WORK TO BE COMPLETED: Check every line of the material below for the string "Thông", and return the ones that have it.

PROVIDED DATA:
───

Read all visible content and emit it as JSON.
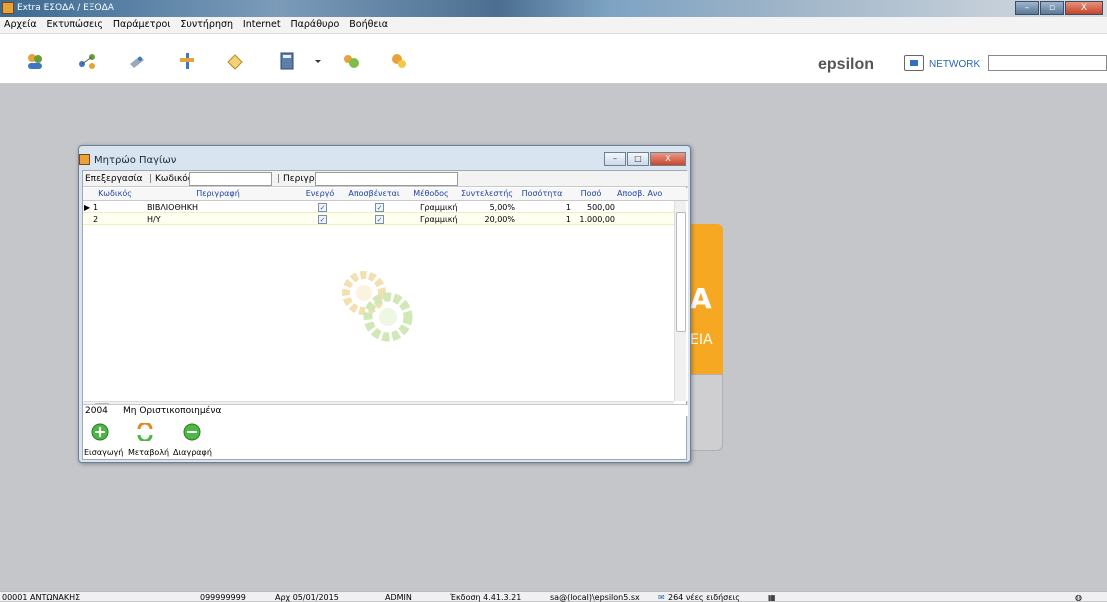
{
  "app": {
    "title": "Extra ΕΣΟΔΑ / ΕΞΟΔΑ"
  },
  "window_buttons": {
    "minimize": "–",
    "maximize": "▫",
    "close": "X"
  },
  "menu": [
    "Αρχεία",
    "Εκτυπώσεις",
    "Παράμετροι",
    "Συντήρηση",
    "Internet",
    "Παράθυρο",
    "Βοήθεια"
  ],
  "toolbar": {
    "icons": [
      "users-icon",
      "network-icon",
      "shuttle-icon",
      "pin-icon",
      "eraser-icon",
      "calculator-icon",
      "dropdown-arrow-icon",
      "gears-icon",
      "gear-yellow-icon"
    ],
    "brand": "epsilon",
    "network": "NETWORK",
    "search_value": ""
  },
  "background": {
    "big_letter": "A",
    "text": "ΕΙΑ"
  },
  "dialog": {
    "title": "Μητρώο Παγίων",
    "buttons": {
      "minimize": "–",
      "maximize": "□",
      "close": "X"
    },
    "filter": {
      "menu": "Επεξεργασία",
      "code_label": "Κωδικός",
      "code_value": "",
      "desc_label": "Περιγραφή",
      "desc_value": ""
    },
    "columns": [
      "Κωδικός",
      "Περιγραφή",
      "Ενεργό",
      "Αποσβένεται",
      "Μέθοδος",
      "Συντελεστής",
      "Ποσότητα",
      "Ποσό",
      "Αποσβ. Ανο"
    ],
    "rows": [
      {
        "code": "1",
        "desc": "ΒΙΒΛΙΟΘΗΚΗ",
        "active": "✓",
        "depr": "✓",
        "method": "Γραμμική",
        "rate": "5,00%",
        "qty": "1",
        "amount": "500,00"
      },
      {
        "code": "2",
        "desc": "Η/Υ",
        "active": "✓",
        "depr": "✓",
        "method": "Γραμμική",
        "rate": "20,00%",
        "qty": "1",
        "amount": "1.000,00"
      }
    ],
    "row_indicator": "▶",
    "status": {
      "year": "2004",
      "state": "Μη Οριστικοποιημένα"
    },
    "actions": {
      "insert": "Εισαγωγή",
      "change": "Μεταβολή",
      "delete": "Διαγραφή"
    }
  },
  "statusbar": {
    "company": "00001 ΑΝΤΩΝΑΚΗΣ",
    "afm": "099999999",
    "date": "Αρχ 05/01/2015",
    "user": "ADMIN",
    "version": "Έκδοση 4.41.3.21",
    "db": "sa@(local)\\epsilon5.sx",
    "mail": "264 νέες ειδήσεις"
  },
  "colors": {
    "orange": "#f7a823",
    "header_blue": "#1d43a3",
    "window_frame": "#d8e4f0"
  }
}
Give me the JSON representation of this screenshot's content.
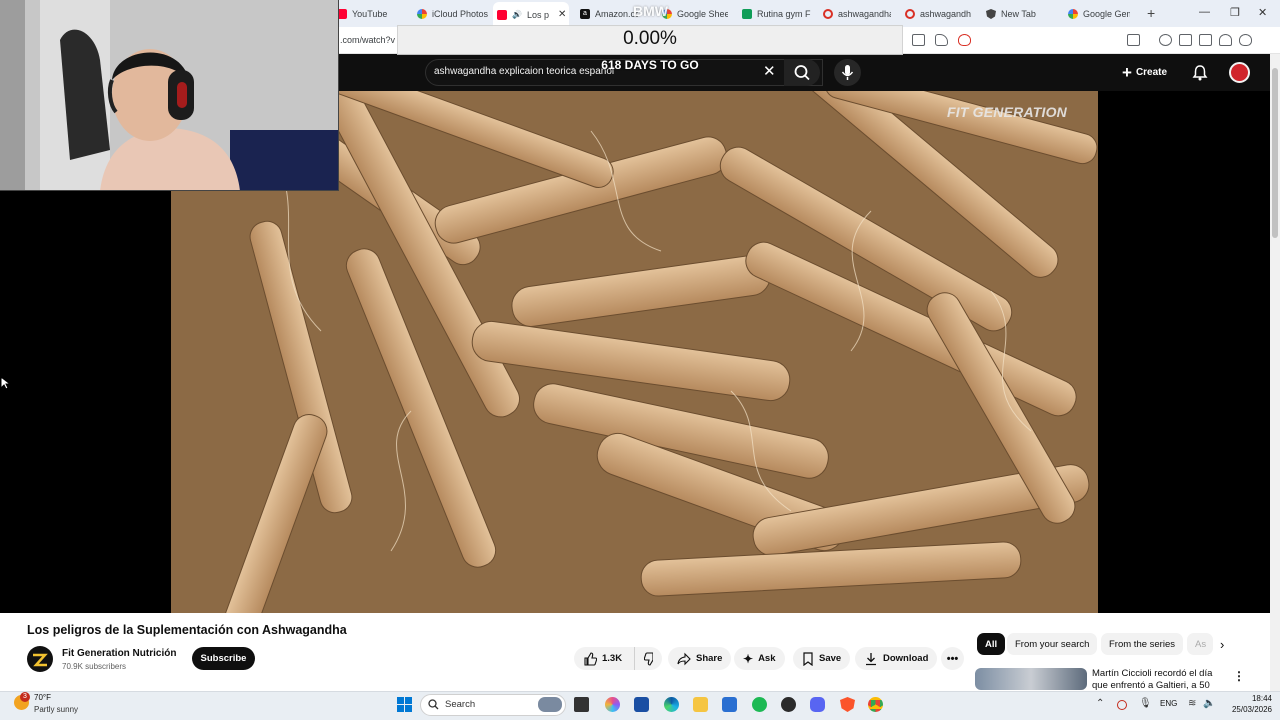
{
  "browser": {
    "tabs": [
      {
        "label": "YouTube",
        "icon": "youtube-icon",
        "color": "#ff0033"
      },
      {
        "label": "iCloud Photos",
        "icon": "google-icon",
        "color": "#4285f4"
      },
      {
        "label": "Los p",
        "icon": "youtube-icon",
        "color": "#ff0033",
        "active": true
      },
      {
        "label": "Amazon.co",
        "icon": "amazon-icon",
        "color": "#111111"
      },
      {
        "label": "Google Shee",
        "icon": "google-icon",
        "color": "#4285f4"
      },
      {
        "label": "Rutina gym F",
        "icon": "sheets-icon",
        "color": "#0f9d58"
      },
      {
        "label": "ashwagandha",
        "icon": "record-icon",
        "color": "#d93025"
      },
      {
        "label": "ashwagandha",
        "icon": "record-icon",
        "color": "#d93025"
      },
      {
        "label": "New Tab",
        "icon": "shield-icon",
        "color": "#444444"
      },
      {
        "label": "Google Gem",
        "icon": "google-icon",
        "color": "#4285f4"
      }
    ],
    "url": ".com/watch?v"
  },
  "overlay": {
    "percent": "0.00%",
    "brand": "BMW",
    "countdown": "618 DAYS TO GO"
  },
  "youtube": {
    "search_value": "ashwagandha explicaion teorica español",
    "create_label": "Create",
    "watermark": "FIT GENERATION",
    "video_title": "Los peligros de la Suplementación con Ashwagandha",
    "channel_name": "Fit Generation Nutrición",
    "channel_subs": "70.9K subscribers",
    "subscribe_label": "Subscribe",
    "likes": "1.3K",
    "share_label": "Share",
    "ask_label": "Ask",
    "save_label": "Save",
    "download_label": "Download",
    "chips": [
      "All",
      "From your search",
      "From the series",
      "As"
    ],
    "recommended_title": "Martín Ciccioli recordó el día que enfrentó a Galtieri, a 50"
  },
  "taskbar": {
    "temperature": "70°F",
    "weather": "Partly sunny",
    "weather_badge": "3",
    "search_label": "Search",
    "language": "ENG",
    "time": "18:44",
    "date": "25/03/2026"
  },
  "colors": {
    "youtube_red": "#ff0033",
    "header_bg": "#0f0f0f",
    "taskbar_bg": "#e9eef3"
  }
}
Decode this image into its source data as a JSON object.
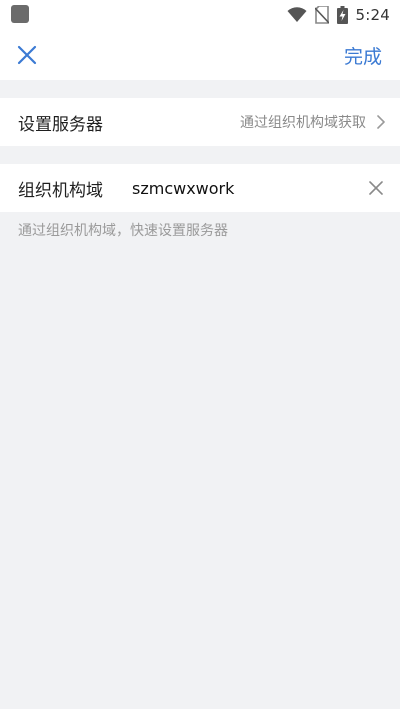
{
  "status_bar": {
    "time": "5:24",
    "icons": [
      "app-notification-icon",
      "wifi-icon",
      "no-sim-icon",
      "battery-charging-icon"
    ]
  },
  "nav": {
    "close_icon": "close-icon",
    "done_label": "完成",
    "accent_color": "#3b7ad3"
  },
  "server_row": {
    "label": "设置服务器",
    "value": "通过组织机构域获取"
  },
  "domain_row": {
    "label": "组织机构域",
    "input_value": "szmcwxwork"
  },
  "hint_text": "通过组织机构域，快速设置服务器"
}
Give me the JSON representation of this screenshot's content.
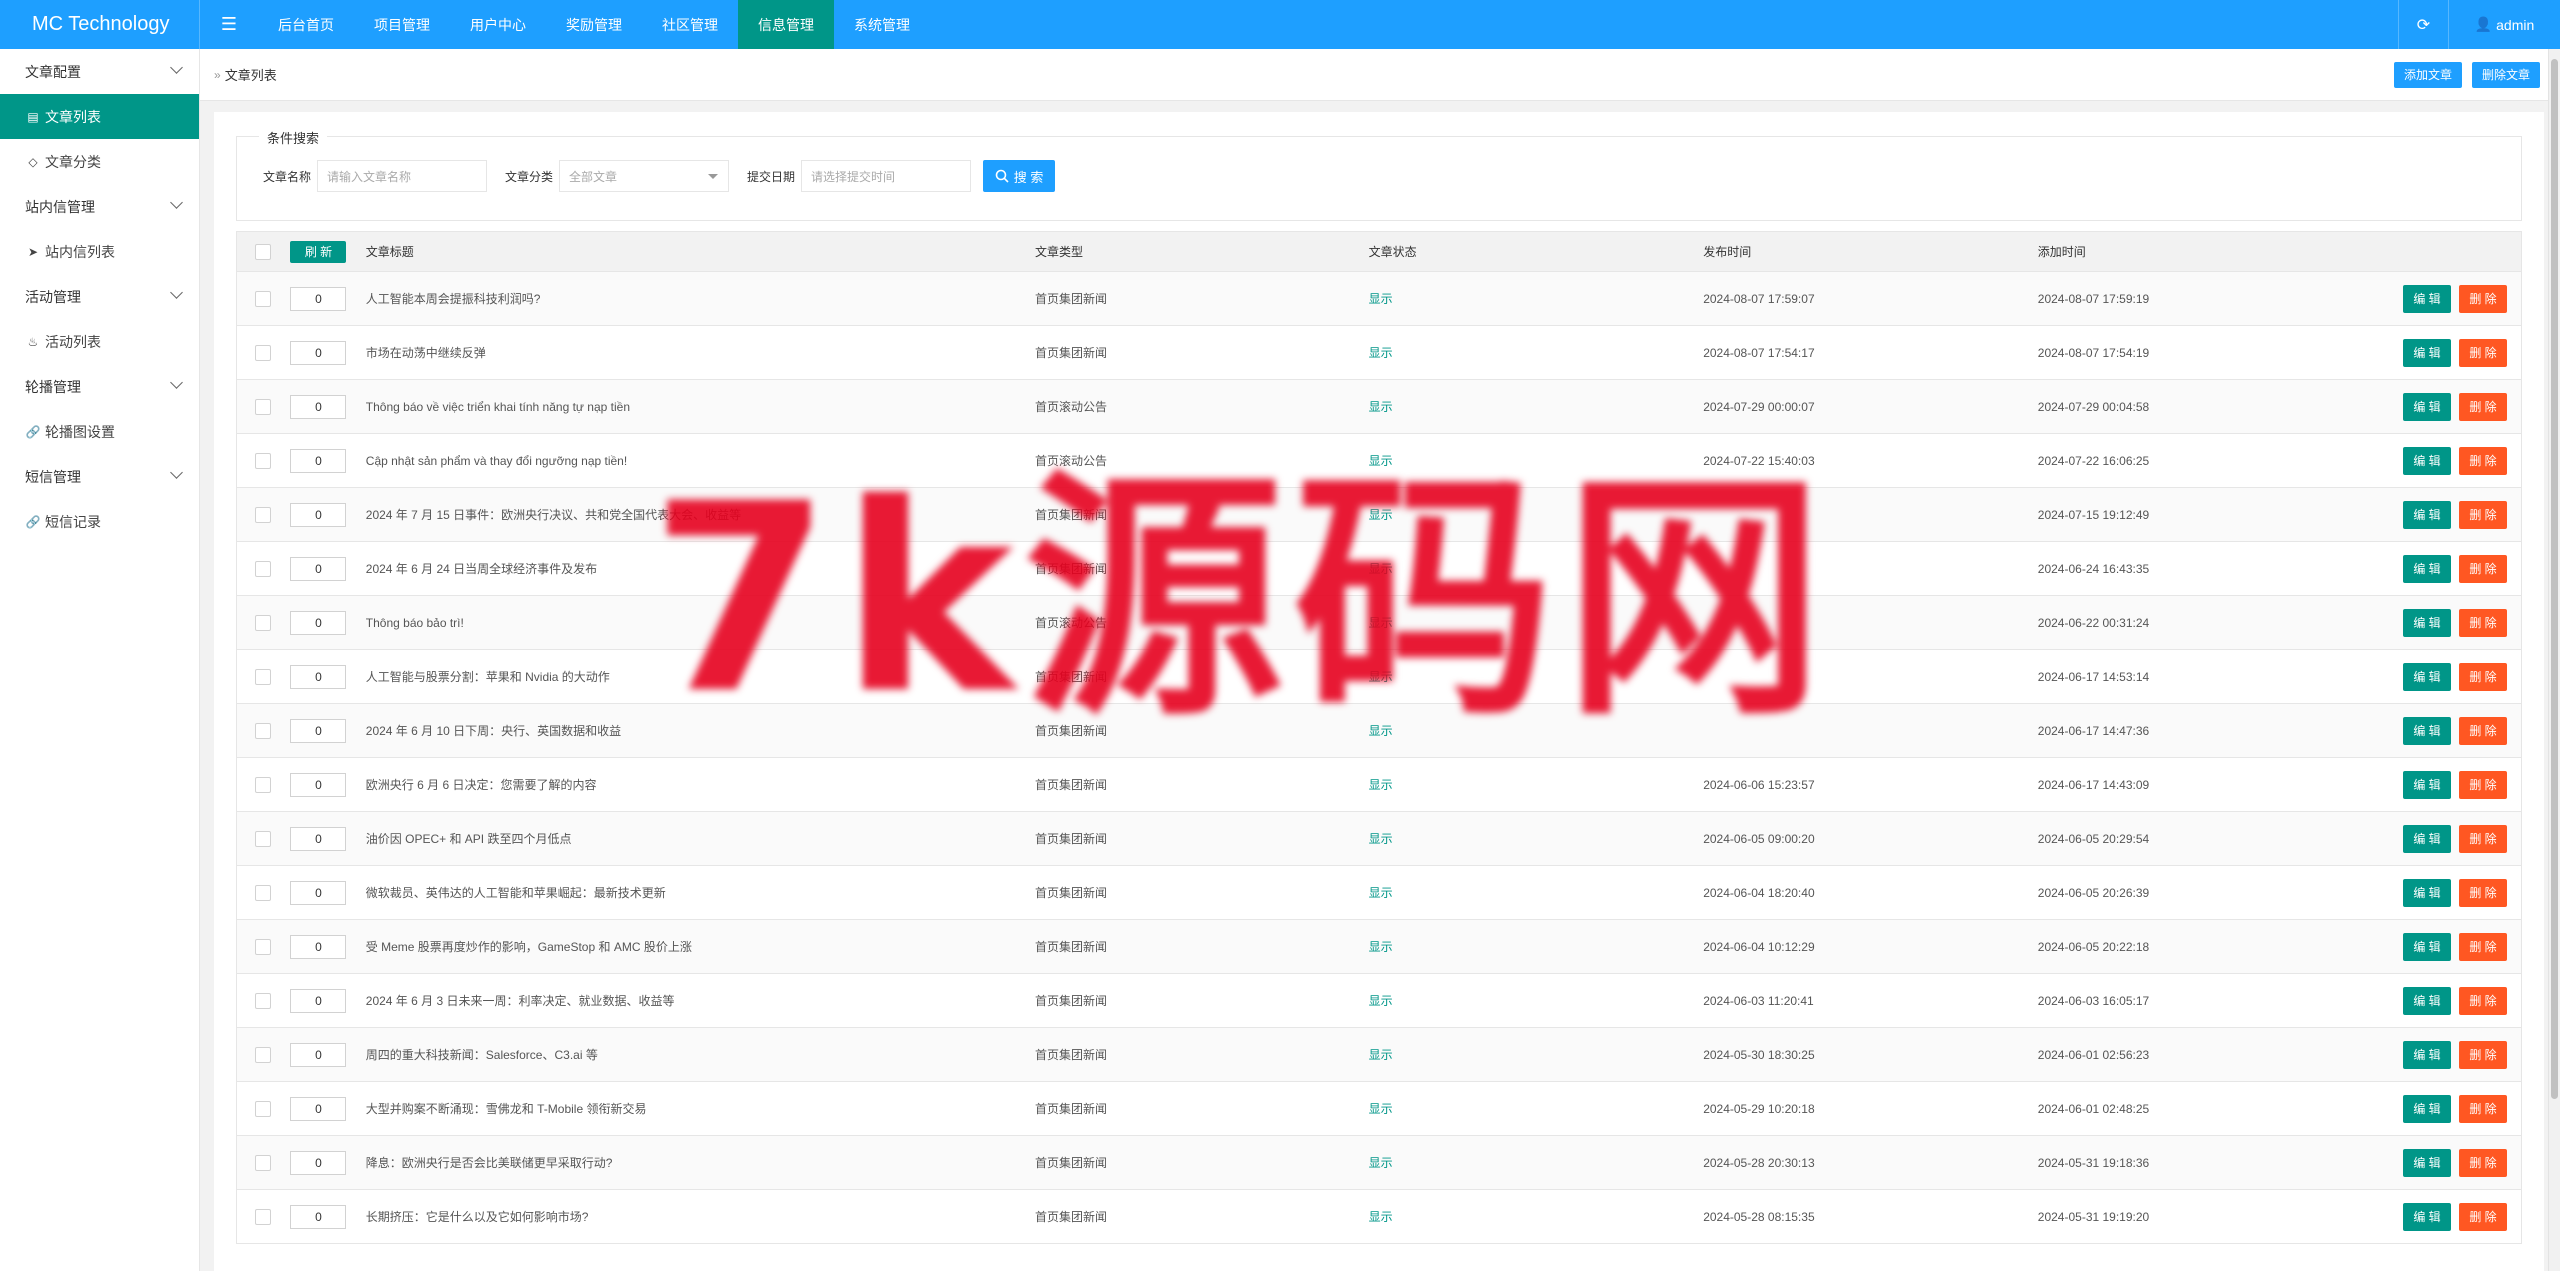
{
  "header": {
    "brand": "MC Technology",
    "menu_toggle_icon": "hamburger-icon",
    "nav": [
      {
        "label": "后台首页",
        "active": false
      },
      {
        "label": "项目管理",
        "active": false
      },
      {
        "label": "用户中心",
        "active": false
      },
      {
        "label": "奖励管理",
        "active": false
      },
      {
        "label": "社区管理",
        "active": false
      },
      {
        "label": "信息管理",
        "active": true
      },
      {
        "label": "系统管理",
        "active": false
      }
    ],
    "refresh_icon": "refresh-icon",
    "user": "admin"
  },
  "sidebar": {
    "items": [
      {
        "label": "文章配置",
        "type": "group"
      },
      {
        "label": "文章列表",
        "type": "sub",
        "active": true
      },
      {
        "label": "文章分类",
        "type": "sub"
      },
      {
        "label": "站内信管理",
        "type": "group"
      },
      {
        "label": "站内信列表",
        "type": "sub"
      },
      {
        "label": "活动管理",
        "type": "group"
      },
      {
        "label": "活动列表",
        "type": "sub"
      },
      {
        "label": "轮播管理",
        "type": "group"
      },
      {
        "label": "轮播图设置",
        "type": "sub"
      },
      {
        "label": "短信管理",
        "type": "group"
      },
      {
        "label": "短信记录",
        "type": "sub"
      }
    ]
  },
  "breadcrumb": {
    "current": "文章列表",
    "add_button": "添加文章",
    "delete_button": "删除文章"
  },
  "search": {
    "legend": "条件搜索",
    "name_label": "文章名称",
    "name_placeholder": "请输入文章名称",
    "category_label": "文章分类",
    "category_value": "全部文章",
    "date_label": "提交日期",
    "date_placeholder": "请选择提交时间",
    "search_button": "搜 索"
  },
  "table": {
    "refresh_button": "刷 新",
    "headers": {
      "title": "文章标题",
      "type": "文章类型",
      "status": "文章状态",
      "published": "发布时间",
      "added": "添加时间"
    },
    "edit_label": "编 辑",
    "delete_label": "删 除",
    "rows": [
      {
        "sort": "0",
        "title": "人工智能本周会提振科技利润吗?",
        "type": "首页集团新闻",
        "status": "显示",
        "published": "2024-08-07 17:59:07",
        "added": "2024-08-07 17:59:19"
      },
      {
        "sort": "0",
        "title": "市场在动荡中继续反弹",
        "type": "首页集团新闻",
        "status": "显示",
        "published": "2024-08-07 17:54:17",
        "added": "2024-08-07 17:54:19"
      },
      {
        "sort": "0",
        "title": "Thông báo về việc triển khai tính năng tự nạp tiền",
        "type": "首页滚动公告",
        "status": "显示",
        "published": "2024-07-29 00:00:07",
        "added": "2024-07-29 00:04:58"
      },
      {
        "sort": "0",
        "title": "Cập nhật sản phẩm và thay đổi ngưỡng nạp tiền!",
        "type": "首页滚动公告",
        "status": "显示",
        "published": "2024-07-22 15:40:03",
        "added": "2024-07-22 16:06:25"
      },
      {
        "sort": "0",
        "title": "2024 年 7 月 15 日事件：欧洲央行决议、共和党全国代表大会、收益等",
        "type": "首页集团新闻",
        "status": "显示",
        "published": "",
        "added": "2024-07-15 19:12:49"
      },
      {
        "sort": "0",
        "title": "2024 年 6 月 24 日当周全球经济事件及发布",
        "type": "首页集团新闻",
        "status": "显示",
        "published": "",
        "added": "2024-06-24 16:43:35"
      },
      {
        "sort": "0",
        "title": "Thông báo bảo trì!",
        "type": "首页滚动公告",
        "status": "显示",
        "published": "",
        "added": "2024-06-22 00:31:24"
      },
      {
        "sort": "0",
        "title": "人工智能与股票分割：苹果和 Nvidia 的大动作",
        "type": "首页集团新闻",
        "status": "显示",
        "published": "",
        "added": "2024-06-17 14:53:14"
      },
      {
        "sort": "0",
        "title": "2024 年 6 月 10 日下周：央行、英国数据和收益",
        "type": "首页集团新闻",
        "status": "显示",
        "published": "",
        "added": "2024-06-17 14:47:36"
      },
      {
        "sort": "0",
        "title": "欧洲央行 6 月 6 日决定：您需要了解的内容",
        "type": "首页集团新闻",
        "status": "显示",
        "published": "2024-06-06 15:23:57",
        "added": "2024-06-17 14:43:09"
      },
      {
        "sort": "0",
        "title": "油价因 OPEC+ 和 API 跌至四个月低点",
        "type": "首页集团新闻",
        "status": "显示",
        "published": "2024-06-05 09:00:20",
        "added": "2024-06-05 20:29:54"
      },
      {
        "sort": "0",
        "title": "微软裁员、英伟达的人工智能和苹果崛起：最新技术更新",
        "type": "首页集团新闻",
        "status": "显示",
        "published": "2024-06-04 18:20:40",
        "added": "2024-06-05 20:26:39"
      },
      {
        "sort": "0",
        "title": "受 Meme 股票再度炒作的影响，GameStop 和 AMC 股价上涨",
        "type": "首页集团新闻",
        "status": "显示",
        "published": "2024-06-04 10:12:29",
        "added": "2024-06-05 20:22:18"
      },
      {
        "sort": "0",
        "title": "2024 年 6 月 3 日未来一周：利率决定、就业数据、收益等",
        "type": "首页集团新闻",
        "status": "显示",
        "published": "2024-06-03 11:20:41",
        "added": "2024-06-03 16:05:17"
      },
      {
        "sort": "0",
        "title": "周四的重大科技新闻：Salesforce、C3.ai 等",
        "type": "首页集团新闻",
        "status": "显示",
        "published": "2024-05-30 18:30:25",
        "added": "2024-06-01 02:56:23"
      },
      {
        "sort": "0",
        "title": "大型并购案不断涌现：雪佛龙和 T-Mobile 领衔新交易",
        "type": "首页集团新闻",
        "status": "显示",
        "published": "2024-05-29 10:20:18",
        "added": "2024-06-01 02:48:25"
      },
      {
        "sort": "0",
        "title": "降息：欧洲央行是否会比美联储更早采取行动?",
        "type": "首页集团新闻",
        "status": "显示",
        "published": "2024-05-28 20:30:13",
        "added": "2024-05-31 19:18:36"
      },
      {
        "sort": "0",
        "title": "长期挤压：它是什么以及它如何影响市场?",
        "type": "首页集团新闻",
        "status": "显示",
        "published": "2024-05-28 08:15:35",
        "added": "2024-05-31 19:19:20"
      }
    ]
  },
  "watermark": "7k源码网",
  "colors": {
    "topbar": "#1e9fff",
    "active": "#009688",
    "danger": "#ff5722",
    "watermark": "#e6001e"
  }
}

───

ANSWER TO THE PROBLEM:
        "title": "Thông báo về việc triển khai tính năng tự nạp tiền",
        "title": "Thông báo bảo trì!",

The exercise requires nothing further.